Cancer treatment is largely shifting from inpatient infusion therapy to outpatient treatment with oral medications, but the impact of these new therapies on lost productivity and time away from work is unknown. In addition, an emphasis on early detection has led to younger individuals being diagnosed and treated for cancer.
Survivors are living longer, which has resulted, in part, in longer and often more aggressive treatments, and in turn, has increased the number of survivors returning to the workforce. Cathy J. Bradley, PhD, MPA, Associate Director of Cancer Prevention and Control, University of Colorado Cancer Center, Aurora, discussed this topic at the 2018 Cancer Survivorship Symposium.
Cancer therapies come at a high price, resulting in an even greater incentive for maintaining an income and health insurance coverage, but patients still face a multitude of barriers when returning to work after a cancer diagnosis. According to Dr Bradley, these factors underscore the need for effective interventions—at the patient, provider, and workplace levels—to minimize the effects of cancer and its treatment on returning to work.
Shifting Trends in the Workforce
Patients with cancer have a strong intrinsic desire to remain in the workplace. It provides a sense of normalcy and self-worth, as well as a distraction from treatment.
“For many of us, it defines who we are,” said Dr Bradley. “It’s also an important signal about recovery; saying ‘he’s back to work’ means something to us; it’s different from saying ‘he’s doing better.’”
Growing Disparities in Survivorship
The US workforce is now trending toward more freelance and contract work, leaving this growing sector of workers without benefits such as health insurance and paid sick leave. People are also remaining in the workforce longer, increasing their probability of becoming working cancer survivors.
Widening disparities are becoming more common in the workforce, with low-skilled workers tending to work fewer hours, cutting costs by removing healthcare coverage, or withdrawing from the labor force altogether.
African Americans, Hispanics, and rural workers with cancer are more adversely affected than others, raising concerns about the widening disparities in cancer survivorship. Workers in more cognitively demanding jobs tend to have a more difficult time returning to work because of the effects of treatment, and face the risk of depression and adverse psychosocial outcomes.
Low-wage workers are particularly vulnerable, because of nonaccommodating employers and no paid sick leave, often resulting in a loss of a job or staying in the workplace regardless of how sick people are, thus jeopardizing their health and well-being.
This all adds up to a substantial hit on the US economy.
“Cancer survivorship doesn’t take place in a vacuum. We have to think about what trends are going on around us,” Dr Bradley advised. “This changing workforce dynamic is going to have critical implications for cancer survivors in needing healthcare coverage and flexibility following diagnosis and treatment.”
What Do Your Patients Need?

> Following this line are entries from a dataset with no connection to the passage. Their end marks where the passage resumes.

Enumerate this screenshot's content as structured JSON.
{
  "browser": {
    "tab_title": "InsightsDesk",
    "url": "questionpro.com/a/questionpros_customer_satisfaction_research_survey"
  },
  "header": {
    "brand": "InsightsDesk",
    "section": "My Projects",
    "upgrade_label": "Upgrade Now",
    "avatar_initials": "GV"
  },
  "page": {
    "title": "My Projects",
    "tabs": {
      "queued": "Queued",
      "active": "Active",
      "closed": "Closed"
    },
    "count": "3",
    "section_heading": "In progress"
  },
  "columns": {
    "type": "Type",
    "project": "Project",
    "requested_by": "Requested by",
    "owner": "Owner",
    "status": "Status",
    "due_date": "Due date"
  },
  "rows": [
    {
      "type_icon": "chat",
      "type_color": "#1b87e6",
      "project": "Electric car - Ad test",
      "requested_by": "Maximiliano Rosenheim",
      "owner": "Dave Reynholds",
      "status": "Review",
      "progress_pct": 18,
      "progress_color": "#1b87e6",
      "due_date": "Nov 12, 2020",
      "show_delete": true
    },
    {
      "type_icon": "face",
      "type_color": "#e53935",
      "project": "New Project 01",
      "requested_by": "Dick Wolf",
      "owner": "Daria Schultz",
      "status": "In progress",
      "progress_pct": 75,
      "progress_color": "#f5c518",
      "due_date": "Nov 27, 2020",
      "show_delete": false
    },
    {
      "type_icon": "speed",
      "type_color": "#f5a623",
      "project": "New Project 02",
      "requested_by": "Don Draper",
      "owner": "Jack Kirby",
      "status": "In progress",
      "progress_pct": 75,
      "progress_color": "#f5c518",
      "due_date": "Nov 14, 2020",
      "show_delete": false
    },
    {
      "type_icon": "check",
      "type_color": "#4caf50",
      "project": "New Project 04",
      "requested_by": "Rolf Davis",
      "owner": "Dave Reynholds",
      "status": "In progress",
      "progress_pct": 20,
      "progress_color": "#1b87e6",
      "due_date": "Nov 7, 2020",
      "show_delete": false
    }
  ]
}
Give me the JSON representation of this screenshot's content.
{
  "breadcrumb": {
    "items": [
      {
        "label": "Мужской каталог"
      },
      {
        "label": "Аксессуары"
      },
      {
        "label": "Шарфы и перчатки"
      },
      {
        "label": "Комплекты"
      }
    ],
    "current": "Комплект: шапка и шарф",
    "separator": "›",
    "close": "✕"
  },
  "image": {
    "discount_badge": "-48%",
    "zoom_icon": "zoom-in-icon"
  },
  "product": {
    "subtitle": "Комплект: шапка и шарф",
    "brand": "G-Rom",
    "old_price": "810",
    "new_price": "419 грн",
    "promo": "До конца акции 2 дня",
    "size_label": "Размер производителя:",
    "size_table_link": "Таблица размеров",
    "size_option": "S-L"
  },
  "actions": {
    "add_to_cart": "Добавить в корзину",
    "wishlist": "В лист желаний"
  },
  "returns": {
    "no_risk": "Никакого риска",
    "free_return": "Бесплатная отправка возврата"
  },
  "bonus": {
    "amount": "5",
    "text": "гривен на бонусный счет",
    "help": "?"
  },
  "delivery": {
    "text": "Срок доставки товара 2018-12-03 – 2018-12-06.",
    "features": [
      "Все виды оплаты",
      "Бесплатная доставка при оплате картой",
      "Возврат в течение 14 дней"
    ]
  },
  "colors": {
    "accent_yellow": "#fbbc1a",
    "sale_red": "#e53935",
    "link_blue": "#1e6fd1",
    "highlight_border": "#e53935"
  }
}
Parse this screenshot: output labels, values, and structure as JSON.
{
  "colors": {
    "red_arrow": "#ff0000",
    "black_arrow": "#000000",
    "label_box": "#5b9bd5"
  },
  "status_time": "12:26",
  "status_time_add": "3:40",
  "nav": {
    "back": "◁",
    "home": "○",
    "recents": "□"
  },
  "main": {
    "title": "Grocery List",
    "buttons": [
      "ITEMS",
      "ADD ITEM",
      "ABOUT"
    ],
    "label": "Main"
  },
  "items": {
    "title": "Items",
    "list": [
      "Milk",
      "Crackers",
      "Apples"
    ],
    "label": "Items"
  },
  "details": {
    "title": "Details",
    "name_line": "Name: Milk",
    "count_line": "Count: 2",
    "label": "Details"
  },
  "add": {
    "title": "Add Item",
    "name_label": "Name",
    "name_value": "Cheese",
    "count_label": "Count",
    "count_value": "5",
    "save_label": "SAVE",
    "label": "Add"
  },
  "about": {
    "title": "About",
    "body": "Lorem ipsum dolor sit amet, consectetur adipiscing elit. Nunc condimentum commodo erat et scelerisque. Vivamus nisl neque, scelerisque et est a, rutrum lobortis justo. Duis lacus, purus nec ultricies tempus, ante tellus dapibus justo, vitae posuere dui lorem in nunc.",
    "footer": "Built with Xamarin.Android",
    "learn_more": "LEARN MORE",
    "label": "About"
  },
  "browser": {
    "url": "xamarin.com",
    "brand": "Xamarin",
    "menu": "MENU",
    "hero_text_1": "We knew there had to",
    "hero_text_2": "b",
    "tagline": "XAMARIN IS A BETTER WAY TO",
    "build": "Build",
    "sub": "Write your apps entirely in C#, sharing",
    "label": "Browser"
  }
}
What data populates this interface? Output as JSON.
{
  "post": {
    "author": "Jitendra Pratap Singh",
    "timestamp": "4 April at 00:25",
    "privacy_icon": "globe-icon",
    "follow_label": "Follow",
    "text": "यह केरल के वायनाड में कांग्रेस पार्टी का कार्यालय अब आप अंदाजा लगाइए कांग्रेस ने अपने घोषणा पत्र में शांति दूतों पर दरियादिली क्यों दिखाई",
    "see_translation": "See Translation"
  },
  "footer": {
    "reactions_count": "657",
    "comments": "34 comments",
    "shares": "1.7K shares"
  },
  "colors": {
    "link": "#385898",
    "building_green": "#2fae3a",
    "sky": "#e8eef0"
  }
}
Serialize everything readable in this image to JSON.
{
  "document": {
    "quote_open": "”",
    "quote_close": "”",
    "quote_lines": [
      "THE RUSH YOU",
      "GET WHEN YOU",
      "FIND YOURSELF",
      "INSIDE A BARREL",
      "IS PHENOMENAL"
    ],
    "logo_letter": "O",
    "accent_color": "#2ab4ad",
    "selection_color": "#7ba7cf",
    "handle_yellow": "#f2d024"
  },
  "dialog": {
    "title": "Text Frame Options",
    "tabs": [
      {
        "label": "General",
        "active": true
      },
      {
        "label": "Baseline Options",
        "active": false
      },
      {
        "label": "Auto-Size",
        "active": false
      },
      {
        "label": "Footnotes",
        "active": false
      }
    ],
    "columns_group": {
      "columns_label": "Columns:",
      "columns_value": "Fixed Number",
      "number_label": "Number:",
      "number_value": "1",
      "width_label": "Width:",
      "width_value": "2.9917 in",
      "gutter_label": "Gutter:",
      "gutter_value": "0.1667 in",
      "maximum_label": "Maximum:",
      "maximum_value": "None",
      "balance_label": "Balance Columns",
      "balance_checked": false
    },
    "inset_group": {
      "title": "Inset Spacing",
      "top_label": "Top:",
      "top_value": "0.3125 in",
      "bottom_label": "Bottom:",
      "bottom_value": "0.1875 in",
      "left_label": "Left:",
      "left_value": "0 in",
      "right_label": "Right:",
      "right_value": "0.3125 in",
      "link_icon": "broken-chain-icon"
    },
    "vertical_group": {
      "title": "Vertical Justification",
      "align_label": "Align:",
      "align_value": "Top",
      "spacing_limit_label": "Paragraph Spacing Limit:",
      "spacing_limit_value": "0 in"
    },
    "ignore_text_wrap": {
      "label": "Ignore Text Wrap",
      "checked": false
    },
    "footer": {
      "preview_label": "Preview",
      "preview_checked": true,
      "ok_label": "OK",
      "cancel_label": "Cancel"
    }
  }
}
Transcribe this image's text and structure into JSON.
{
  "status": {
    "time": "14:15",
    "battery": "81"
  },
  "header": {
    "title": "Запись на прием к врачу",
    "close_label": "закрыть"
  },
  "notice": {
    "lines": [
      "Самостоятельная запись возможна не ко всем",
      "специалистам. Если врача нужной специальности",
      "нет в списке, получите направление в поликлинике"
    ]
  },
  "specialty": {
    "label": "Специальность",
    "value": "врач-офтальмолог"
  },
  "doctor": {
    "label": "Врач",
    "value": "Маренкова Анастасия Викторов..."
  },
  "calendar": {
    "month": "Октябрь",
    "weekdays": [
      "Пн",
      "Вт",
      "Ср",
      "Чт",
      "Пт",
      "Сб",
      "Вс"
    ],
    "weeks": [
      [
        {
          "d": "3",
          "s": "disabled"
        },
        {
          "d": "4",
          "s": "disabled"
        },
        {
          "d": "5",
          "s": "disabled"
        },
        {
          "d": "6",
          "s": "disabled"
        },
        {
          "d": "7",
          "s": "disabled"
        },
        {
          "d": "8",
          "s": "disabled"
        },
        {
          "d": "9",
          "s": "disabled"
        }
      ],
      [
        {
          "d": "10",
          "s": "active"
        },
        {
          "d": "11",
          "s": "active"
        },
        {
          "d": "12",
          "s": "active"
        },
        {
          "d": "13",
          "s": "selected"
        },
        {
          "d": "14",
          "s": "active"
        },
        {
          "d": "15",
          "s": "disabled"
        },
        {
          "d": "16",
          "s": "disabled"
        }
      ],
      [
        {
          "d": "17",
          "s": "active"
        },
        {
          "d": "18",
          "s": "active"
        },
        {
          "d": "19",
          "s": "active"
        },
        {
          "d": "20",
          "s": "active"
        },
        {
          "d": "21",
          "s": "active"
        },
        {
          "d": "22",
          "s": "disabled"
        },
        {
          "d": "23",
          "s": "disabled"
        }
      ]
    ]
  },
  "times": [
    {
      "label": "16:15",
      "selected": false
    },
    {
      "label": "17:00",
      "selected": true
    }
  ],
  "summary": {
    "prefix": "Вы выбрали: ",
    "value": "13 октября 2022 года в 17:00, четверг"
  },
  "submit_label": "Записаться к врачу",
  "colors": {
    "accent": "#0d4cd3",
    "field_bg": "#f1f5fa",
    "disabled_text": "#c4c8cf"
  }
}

According to Dr Bradley, patients with cancer who are returning to the workforce need symptom control, rehabilitation if treatment has created a deficit, and retraining if getting back to the same role is no longer a possibility.
Oncologists should understand the potential impact of a certain treatment on a patient’s job, and incorporate that knowledge into their decision-making and patient education. Patients should have reasonable expectations of how much time they will miss from work, how they can plan for that time away, and whether the treatment they select will affect their functional status.
In addition, oncologists should make treatment decisions that will maximize a patient’s ability to work: supportive therapies such as cognitive reconditioning and physical therapy can be very effective, whereas sleep aids and antidepressants may interfere with the patient’s ability to function in the workplace.
Helping Patients at Work an Important Aspect of Recovery
“When I talk to members of patient advisory boards who are going back to work, they repeatedly report that well-meaning employers do the wrong thing,” she said. “So this is a big area of education—to be able to inform both survivors and their employers about what’s needed, and what can be done—that’s not just well-intentioned, but also effective.”
Workplace-related accommodations should be offered to patients (ie, flexible schedule, telework, fewer hours without jeopardizing benefits), and also help to ensure patients don’t face discrimination for having been diagnosed and treated for cancer.
“If survivors want to get back into the workforce, the workforce needs to meet them somewhere in the middle, with accommodations that help them stay attached to their job, especially during long treatment regimens,” she said.
According to Dr Bradley, work ability after cancer diagnosis and treatment is currently not integrated into clinical practice, nor is it handled well at the worksite. This translates to a survivorship environment that has not caught up with the recent advances in cancer.
“But returning to work is a tangible signal, and an important one in a patient’s recovery and survivorship,” Dr Bradley said.